Professor Otto Rossler, a German chemist from a group of scientists mounting a last-minute court challenge, is especially worried about the creation of black holes. He fears the experiment may create a devastating quasar – a mass of energy fuelled by black holes – inside the Earth.

Prof Rossler is predicting earthquakes and tsunamis in a "biblical armageddon" and a dramatic change in weather patterns that could wipe out life on Earth. He said attempts were still being made in the European Court of Human Rights to halt the experiment on the grounds that it violated the right to life.

So, if we're not all wiped out tomorrow, what's in it for us? Could the machine really solve the mysteries of the cosmos, or are we just getting caught up in the hype? At 5 billion, this experiment does not come cheap and the public will surely want to know how this venture will materially improve our quality of life.

Those leading the project insist the benefits for mankind could be huge. Major spin-offs have already emerged from earlier particle accelerator experiments at Cern. Scanners and modern radiotherapy machines are two examples of key medical applications, and proton accelerators – like the LHC but on a much smaller scale – are now being tested for their ability to kill tumours.

Among the many things scientists are hoping to find, the "Holy Grail" would be the Higgs boson, named after the former University of Edinburgh physicist Peter Higgs. It is an elusive particle that scientists believe gives everything in the universe its mass, and hence its weight.

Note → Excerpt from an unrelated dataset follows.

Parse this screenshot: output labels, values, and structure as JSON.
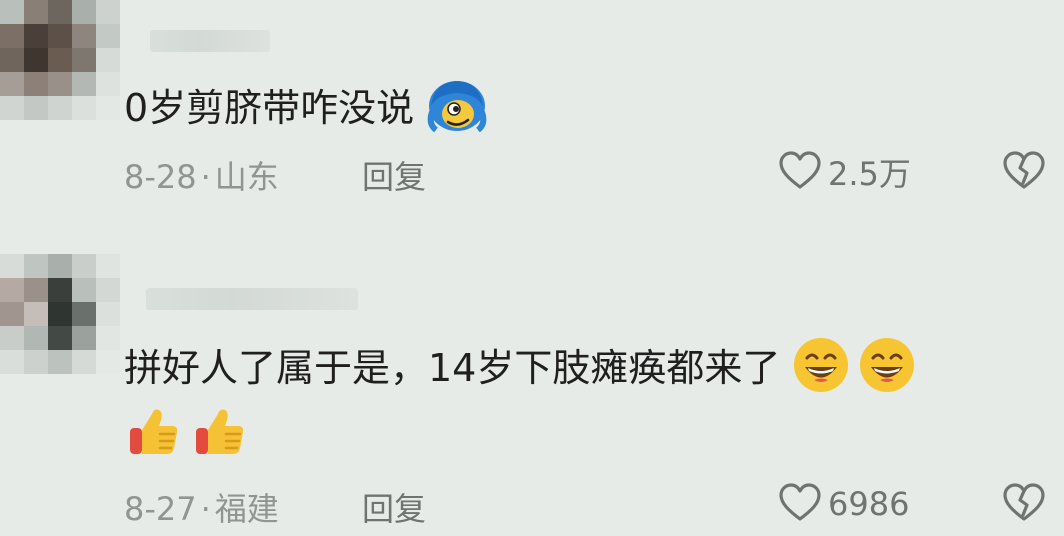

Richard Kenway, a professor of mathematical physics at Edinburgh University, has 20 of his colleagues working on LHC and he is quick to dispel the apocalyptic vision trotted out by some of his peers.

"It's tabloid nonsense to say it's the end of the world. The usual concern is that a collision of protons might create a small black hole that would swallow up the earth. That's nonsense," he said.

"These collisions at Cern are happening all the time when cosmic rays hit the atmosphere. Throughout the history of the Earth these collisions have happened and clearly we're still here to tell the tale."

He added: "Five billion pounds is not a huge amount of money, given the potential benefits. Many countries are pooling the cost, and when you compare it to the cost of a single military aircraft – or the Olympics – it's worthwhile.

"There are huge technical spin-offs and it inspires young people to follow careers in science. We're going for gold in the cosmic Olympics."